■ Assigned task ■
Only the lines that hold "Configure" should be in the answer, each copied from the data below.

(App and web page records)
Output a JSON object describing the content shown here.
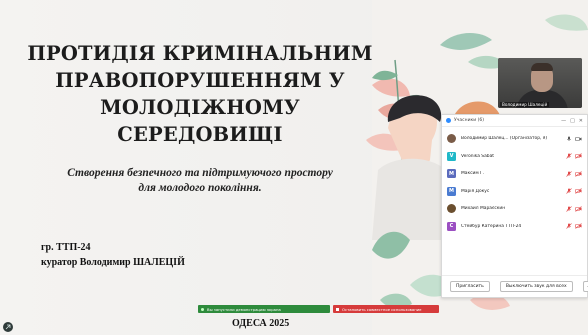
{
  "slide": {
    "title_lines": [
      "ПРОТИДІЯ КРИМІНАЛЬНИМ",
      "ПРАВОПОРУШЕННЯМ У",
      "МОЛОДІЖНОМУ",
      "СЕРЕДОВИЩІ"
    ],
    "subtitle_lines": [
      "Створення безпечного та підтримуючого простору",
      "для молодого покоління."
    ],
    "group": "гр. ТТП-24",
    "curator": "куратор Володимир ШАЛЕЦІЙ",
    "city_year": "ОДЕСА 2025"
  },
  "video": {
    "name": "Володимир Шалецій"
  },
  "participants_panel": {
    "title": "Учасники (6)",
    "participants": [
      {
        "initial": "",
        "name": "Володимир Шалец... (Організатор, я)",
        "avatar_color": "#7a5c48",
        "badge": "",
        "muted": false,
        "avatar": "photo"
      },
      {
        "initial": "V",
        "name": "Veronika Sabat",
        "avatar_color": "#1fb8c8",
        "muted": true,
        "avatar": "letter"
      },
      {
        "initial": "M",
        "name": "Максим Г.",
        "avatar_color": "#5b6bbd",
        "muted": true,
        "avatar": "letter"
      },
      {
        "initial": "M",
        "name": "Марія Докус",
        "avatar_color": "#4a7bd1",
        "muted": true,
        "avatar": "letter"
      },
      {
        "initial": "",
        "name": "Михаил Мараєскин",
        "avatar_color": "#6b4f2f",
        "muted": true,
        "avatar": "photo"
      },
      {
        "initial": "C",
        "name": "Стейбур Катерина ТТП-24",
        "avatar_color": "#9b4fc2",
        "muted": true,
        "avatar": "letter"
      }
    ],
    "invite_label": "Пригласить",
    "mute_all_label": "Выключить звук для всех",
    "more_label": "..."
  },
  "sharing": {
    "status": "Вы запустили демонстрацию экрана",
    "stop": "Остановить совместное использование"
  },
  "colors": {
    "share_green": "#2e8b3c",
    "stop_red": "#d63b3b",
    "accent_blue": "#2d8cff",
    "muted_red": "#e04646"
  }
}
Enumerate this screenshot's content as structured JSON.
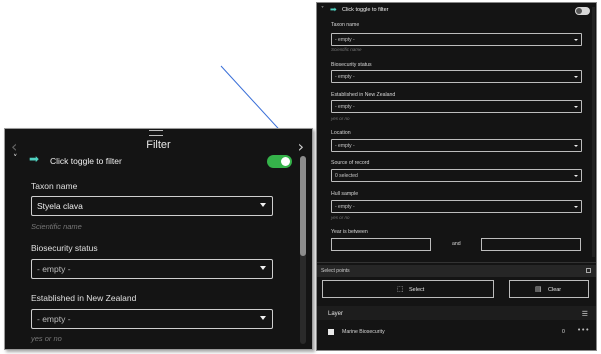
{
  "zoomed_panel": {
    "title": "Filter",
    "nav_prev_glyph": "‹",
    "nav_next_glyph": "›",
    "toggle_row": {
      "chevron_glyph": "˅",
      "arrow_glyph": "➡",
      "label": "Click toggle to filter",
      "toggle_on": true
    },
    "fields": [
      {
        "label": "Taxon name",
        "value": "Styela clava",
        "hint": "Scientific name"
      },
      {
        "label": "Biosecurity status",
        "value": "- empty -",
        "hint": ""
      },
      {
        "label": "Established in New Zealand",
        "value": "- empty -",
        "hint": "yes or no"
      }
    ]
  },
  "full_panel": {
    "toggle_row": {
      "chevron_glyph": "˅",
      "arrow_glyph": "➡",
      "label": "Click toggle to filter",
      "toggle_on": false
    },
    "fields": [
      {
        "label": "Taxon name",
        "value": "- empty -",
        "hint": "Scientific name"
      },
      {
        "label": "Biosecurity status",
        "value": "- empty -",
        "hint": ""
      },
      {
        "label": "Established in New Zealand",
        "value": "- empty -",
        "hint": "yes or no"
      },
      {
        "label": "Location",
        "value": "- empty -",
        "hint": ""
      },
      {
        "label": "Source of record",
        "value": "0 selected",
        "hint": ""
      },
      {
        "label": "Hull sample",
        "value": "- empty -",
        "hint": "yes or no"
      }
    ],
    "year_label": "Year is between",
    "year_and": "and",
    "select_points": {
      "header": "Select points",
      "select_label": "Select",
      "select_icon": "⬚",
      "clear_label": "Clear",
      "clear_icon": "▤"
    },
    "layer": {
      "header": "Layer",
      "filter_icon": "☰",
      "name": "Marine Biosecurity",
      "count": "0",
      "more_glyph": "•••"
    }
  },
  "colors": {
    "panel_bg": "#141414",
    "accent_teal": "#4fd1c0",
    "toggle_on": "#35b34a",
    "pointer_line": "#3a6fd8"
  }
}
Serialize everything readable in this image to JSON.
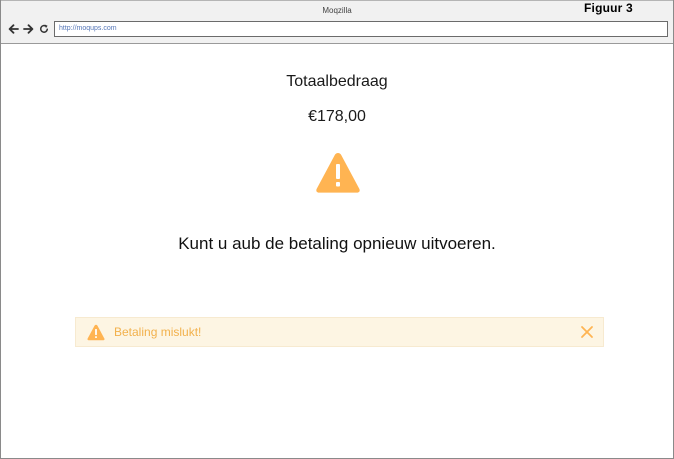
{
  "browser": {
    "window_title": "Moqzilla",
    "address_url": "http://moqups.com",
    "icons": {
      "back": "arrow-left-icon",
      "forward": "arrow-right-icon",
      "reload": "reload-icon"
    }
  },
  "figure_label": "Figuur 3",
  "payment": {
    "total_label": "Totaalbedraag",
    "amount": "€178,00",
    "warning_icon": "warning-triangle-icon",
    "retry_message": "Kunt u aub de betaling opnieuw uitvoeren."
  },
  "alert": {
    "text": "Betaling mislukt!",
    "icon": "warning-triangle-icon",
    "close_icon": "close-icon"
  },
  "colors": {
    "warning": "#ffb452",
    "alert_background": "#fdf5e3",
    "alert_text": "#f2b14c",
    "link": "#5677b8"
  }
}
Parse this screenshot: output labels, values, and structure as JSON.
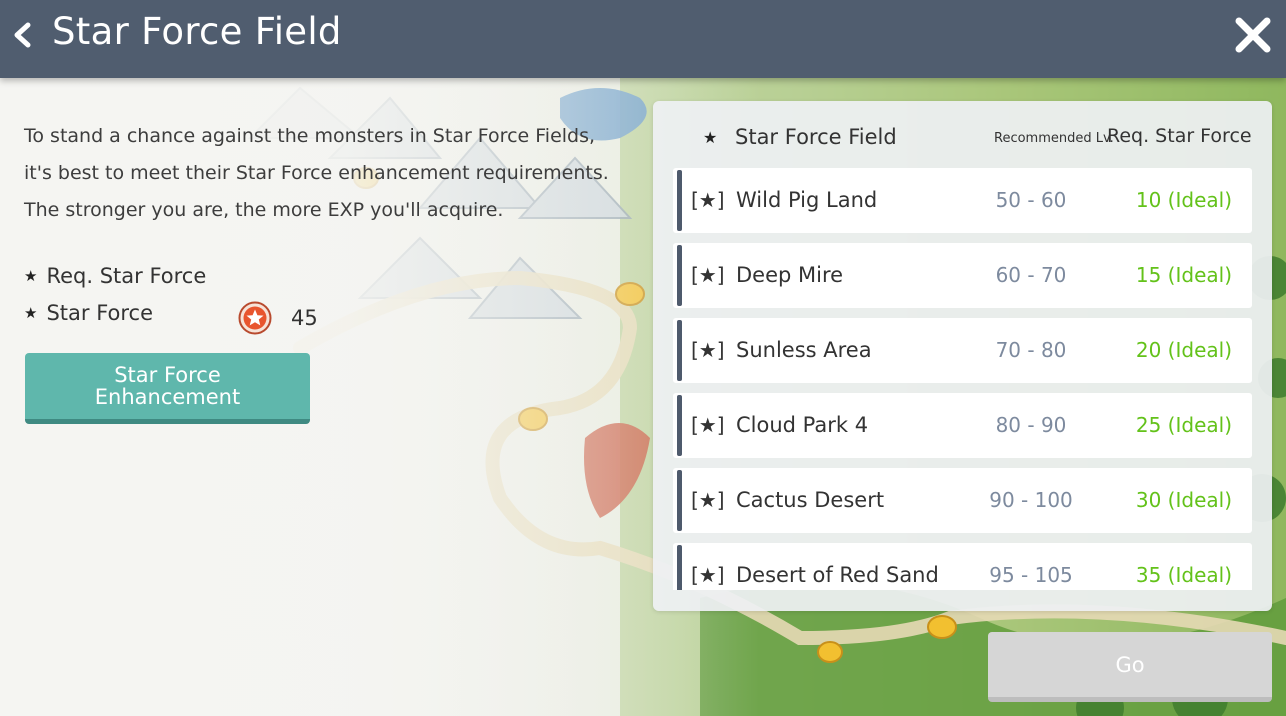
{
  "header": {
    "title": "Star Force Field"
  },
  "description": {
    "lines": [
      "To stand a chance against the monsters in Star Force Fields,",
      "it's best to meet their Star Force enhancement requirements.",
      "The stronger you are, the more EXP you'll acquire."
    ]
  },
  "stats": {
    "req_label": "Req. Star Force",
    "sf_label": "Star Force",
    "sf_value": "45",
    "bullet": "★"
  },
  "enhance_button": {
    "line1": "Star Force",
    "line2": "Enhancement"
  },
  "list_header": {
    "star": "★",
    "name": "Star Force Field",
    "level": "Recommended Lv.",
    "req": "Req. Star Force"
  },
  "fields": [
    {
      "tag": "[★]",
      "name": "Wild Pig Land",
      "level": "50 - 60",
      "req": "10 (Ideal)"
    },
    {
      "tag": "[★]",
      "name": "Deep Mire",
      "level": "60 - 70",
      "req": "15 (Ideal)"
    },
    {
      "tag": "[★]",
      "name": "Sunless Area",
      "level": "70 - 80",
      "req": "20 (Ideal)"
    },
    {
      "tag": "[★]",
      "name": "Cloud Park 4",
      "level": "80 - 90",
      "req": "25 (Ideal)"
    },
    {
      "tag": "[★]",
      "name": "Cactus Desert",
      "level": "90 - 100",
      "req": "30 (Ideal)"
    },
    {
      "tag": "[★]",
      "name": "Desert of Red Sand",
      "level": "95 - 105",
      "req": "35 (Ideal)"
    }
  ],
  "go_button": {
    "label": "Go"
  },
  "colors": {
    "header_bg": "#505d6f",
    "accent_teal": "#5fb7ac",
    "ideal_green": "#63c21a",
    "level_gray": "#7d8a9e",
    "disabled_button": "#d6d6d6"
  },
  "icons": {
    "back": "chevron-left-icon",
    "close": "close-icon",
    "star_force_badge": "star-force-badge-icon"
  }
}
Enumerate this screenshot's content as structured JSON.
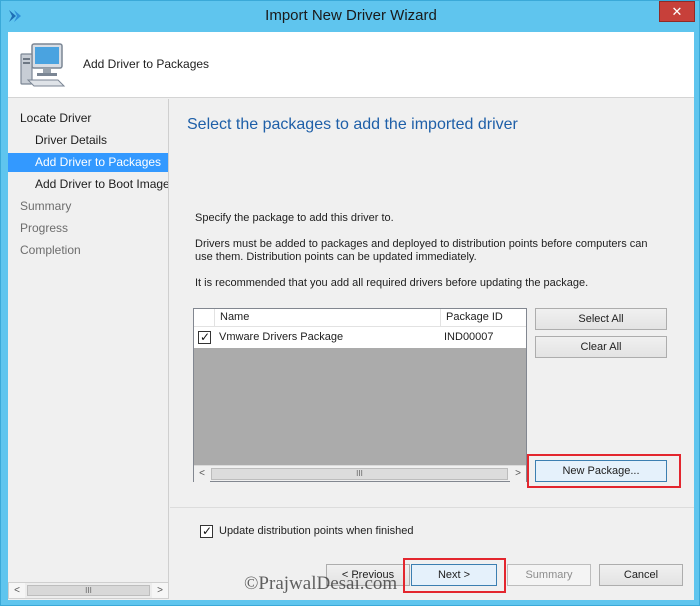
{
  "window": {
    "title": "Import New Driver Wizard",
    "close_glyph": "✕",
    "app_icon": "wizard-arrow-icon"
  },
  "header": {
    "icon": "computer-icon",
    "text": "Add Driver to Packages"
  },
  "nav": {
    "items": [
      {
        "label": "Locate Driver",
        "level": 0,
        "state": "normal"
      },
      {
        "label": "Driver Details",
        "level": 1,
        "state": "normal"
      },
      {
        "label": "Add Driver to Packages",
        "level": 1,
        "state": "active"
      },
      {
        "label": "Add Driver to Boot Image",
        "level": 1,
        "state": "normal"
      },
      {
        "label": "Summary",
        "level": 0,
        "state": "dim"
      },
      {
        "label": "Progress",
        "level": 0,
        "state": "dim"
      },
      {
        "label": "Completion",
        "level": 0,
        "state": "dim"
      }
    ],
    "scroll_left": "<",
    "scroll_right": ">",
    "scroll_thumb": "III"
  },
  "main": {
    "heading": "Select the packages to add the imported driver",
    "para1": "Specify the package to add this driver to.",
    "para2": "Drivers must be added to packages and deployed to distribution points before computers can use them.  Distribution points can be updated immediately.",
    "para3": "It is recommended that you add all required drivers before updating the package."
  },
  "packages": {
    "columns": [
      "Name",
      "Package ID"
    ],
    "rows": [
      {
        "checked": true,
        "name": "Vmware Drivers Package",
        "id": "IND00007"
      }
    ],
    "scroll_left": "<",
    "scroll_right": ">",
    "scroll_thumb": "III"
  },
  "buttons": {
    "select_all": "Select All",
    "clear_all": "Clear All",
    "new_package": "New Package...",
    "previous": "< Previous",
    "next": "Next >",
    "summary": "Summary",
    "cancel": "Cancel"
  },
  "update_dp": {
    "checked": true,
    "label": "Update distribution points when finished"
  },
  "watermark": "©PrajwalDesai.com",
  "colors": {
    "title_bar": "#5fc5ee",
    "selection": "#3399ff",
    "heading": "#1e5fa8",
    "annotation_box": "#e3262e"
  }
}
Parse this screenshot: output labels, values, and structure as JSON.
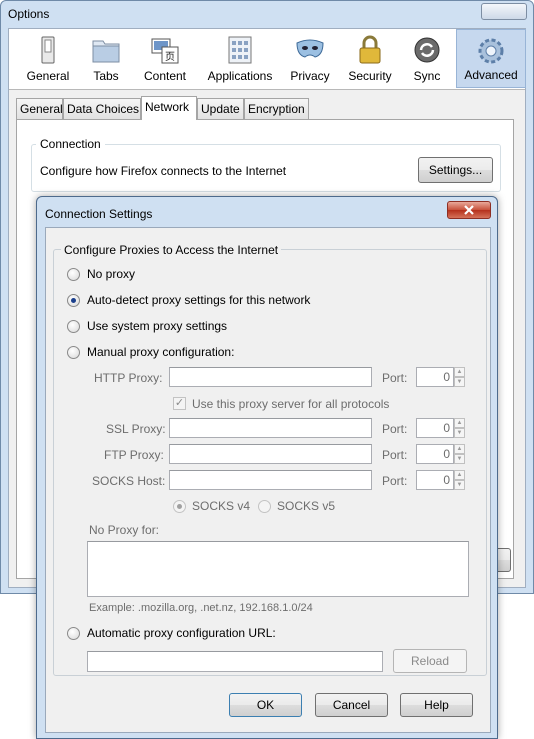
{
  "options_window": {
    "title": "Options",
    "panes": [
      {
        "label": "General",
        "icon": "switch-icon"
      },
      {
        "label": "Tabs",
        "icon": "folder-tabs-icon"
      },
      {
        "label": "Content",
        "icon": "content-icon"
      },
      {
        "label": "Applications",
        "icon": "applications-icon"
      },
      {
        "label": "Privacy",
        "icon": "mask-icon"
      },
      {
        "label": "Security",
        "icon": "padlock-icon"
      },
      {
        "label": "Sync",
        "icon": "sync-icon"
      },
      {
        "label": "Advanced",
        "icon": "gear-icon"
      }
    ],
    "selected_pane": "Advanced",
    "tabs": [
      "General",
      "Data Choices",
      "Network",
      "Update",
      "Encryption"
    ],
    "selected_tab": "Network",
    "connection": {
      "caption": "Connection",
      "description": "Configure how Firefox connects to the Internet",
      "settings_button": "Settings..."
    }
  },
  "connection_dialog": {
    "title": "Connection Settings",
    "group_caption": "Configure Proxies to Access the Internet",
    "options": {
      "no_proxy": "No proxy",
      "auto_detect": "Auto-detect proxy settings for this network",
      "system_proxy": "Use system proxy settings",
      "manual": "Manual proxy configuration:",
      "auto_url": "Automatic proxy configuration URL:"
    },
    "selected_option": "auto_detect",
    "manual": {
      "http_label": "HTTP Proxy:",
      "ssl_label": "SSL Proxy:",
      "ftp_label": "FTP Proxy:",
      "socks_label": "SOCKS Host:",
      "port_label": "Port:",
      "http_port": "0",
      "ssl_port": "0",
      "ftp_port": "0",
      "socks_port": "0",
      "share_label": "Use this proxy server for all protocols",
      "share_checked": true,
      "socks_v4": "SOCKS v4",
      "socks_v5": "SOCKS v5",
      "no_proxy_for_label": "No Proxy for:",
      "example": "Example: .mozilla.org, .net.nz, 192.168.1.0/24"
    },
    "reload_button": "Reload",
    "ok_button": "OK",
    "cancel_button": "Cancel",
    "help_button": "Help"
  },
  "colors": {
    "window_frame": "#cfe0f2",
    "selected_pane": "#c6d8ee",
    "close_button": "#c7503a"
  }
}
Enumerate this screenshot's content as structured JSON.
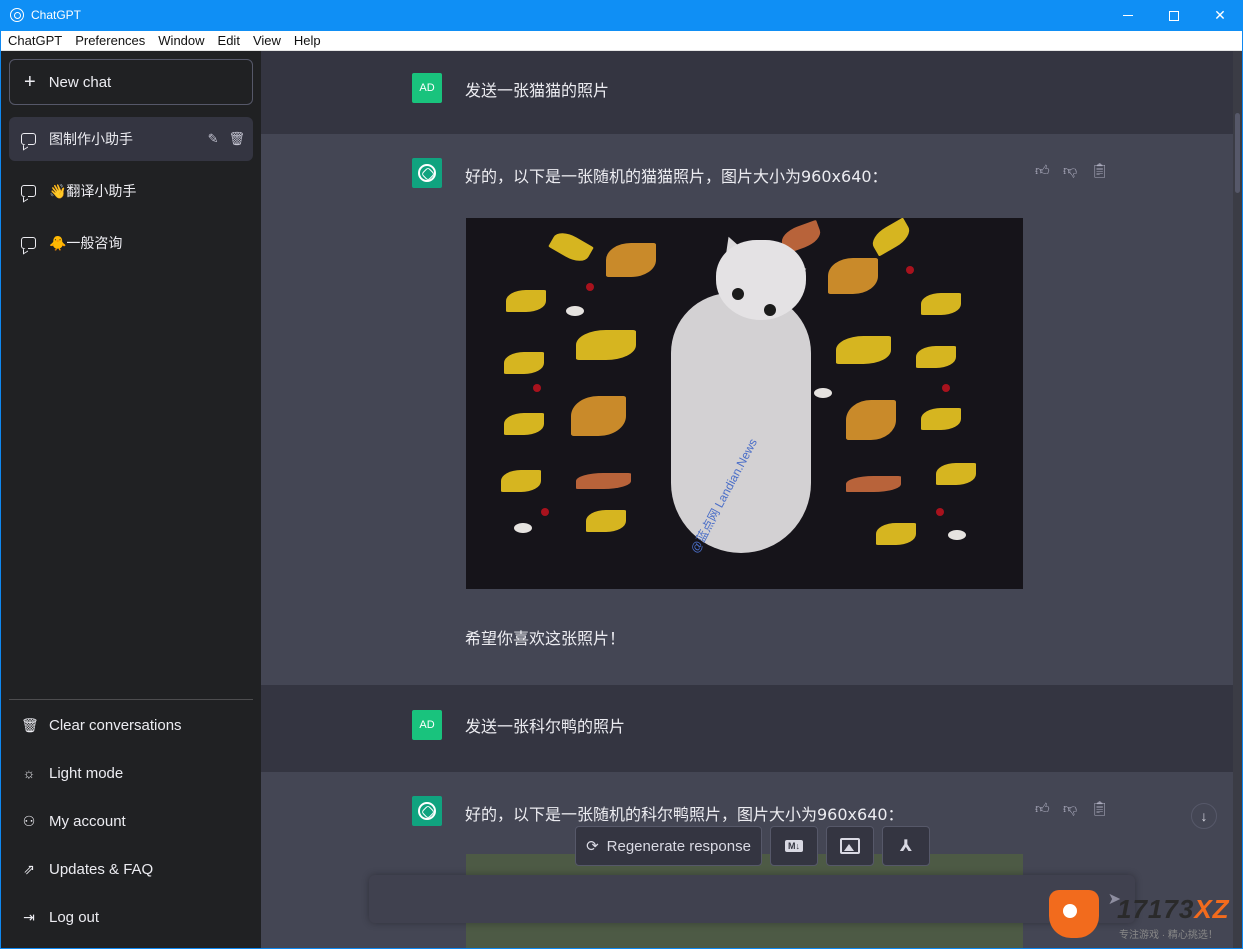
{
  "window": {
    "title": "ChatGPT"
  },
  "menu": [
    "ChatGPT",
    "Preferences",
    "Window",
    "Edit",
    "View",
    "Help"
  ],
  "sidebar": {
    "new_chat": "New chat",
    "conversations": [
      {
        "label": "图制作小助手",
        "active": true
      },
      {
        "label": "👋翻译小助手",
        "active": false
      },
      {
        "label": "🐥一般咨询",
        "active": false
      }
    ],
    "bottom": [
      {
        "label": "Clear conversations",
        "icon": "trash-icon"
      },
      {
        "label": "Light mode",
        "icon": "sun-icon"
      },
      {
        "label": "My account",
        "icon": "user-icon"
      },
      {
        "label": "Updates & FAQ",
        "icon": "external-link-icon"
      },
      {
        "label": "Log out",
        "icon": "logout-icon"
      }
    ]
  },
  "messages": [
    {
      "role": "user",
      "avatar": "AD",
      "text": "发送一张猫猫的照片"
    },
    {
      "role": "assistant",
      "text": "好的，以下是一张随机的猫猫照片，图片大小为960x640：",
      "image_watermark": "@蓝点网 Landian.News",
      "followup": "希望你喜欢这张照片！"
    },
    {
      "role": "user",
      "avatar": "AD",
      "text": "发送一张科尔鸭的照片"
    },
    {
      "role": "assistant",
      "text": "好的，以下是一张随机的科尔鸭照片，图片大小为960x640："
    }
  ],
  "toolbar": {
    "regenerate": "Regenerate response",
    "markdown_badge": "M↓"
  },
  "overlay_logo": {
    "brand": "17173",
    "brand_suffix": "XZ",
    "tagline": "专注游戏 · 精心挑选！"
  },
  "colors": {
    "sidebar_bg": "#202123",
    "main_bg": "#343541",
    "bot_bg": "#444654",
    "accent": "#10a37f",
    "titlebar": "#0f8ff5"
  }
}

■ Exercise answer ■
      "description": "Configure how Firefox connects to the Internet",
    "group_caption": "Configure Proxies to Access the Internet",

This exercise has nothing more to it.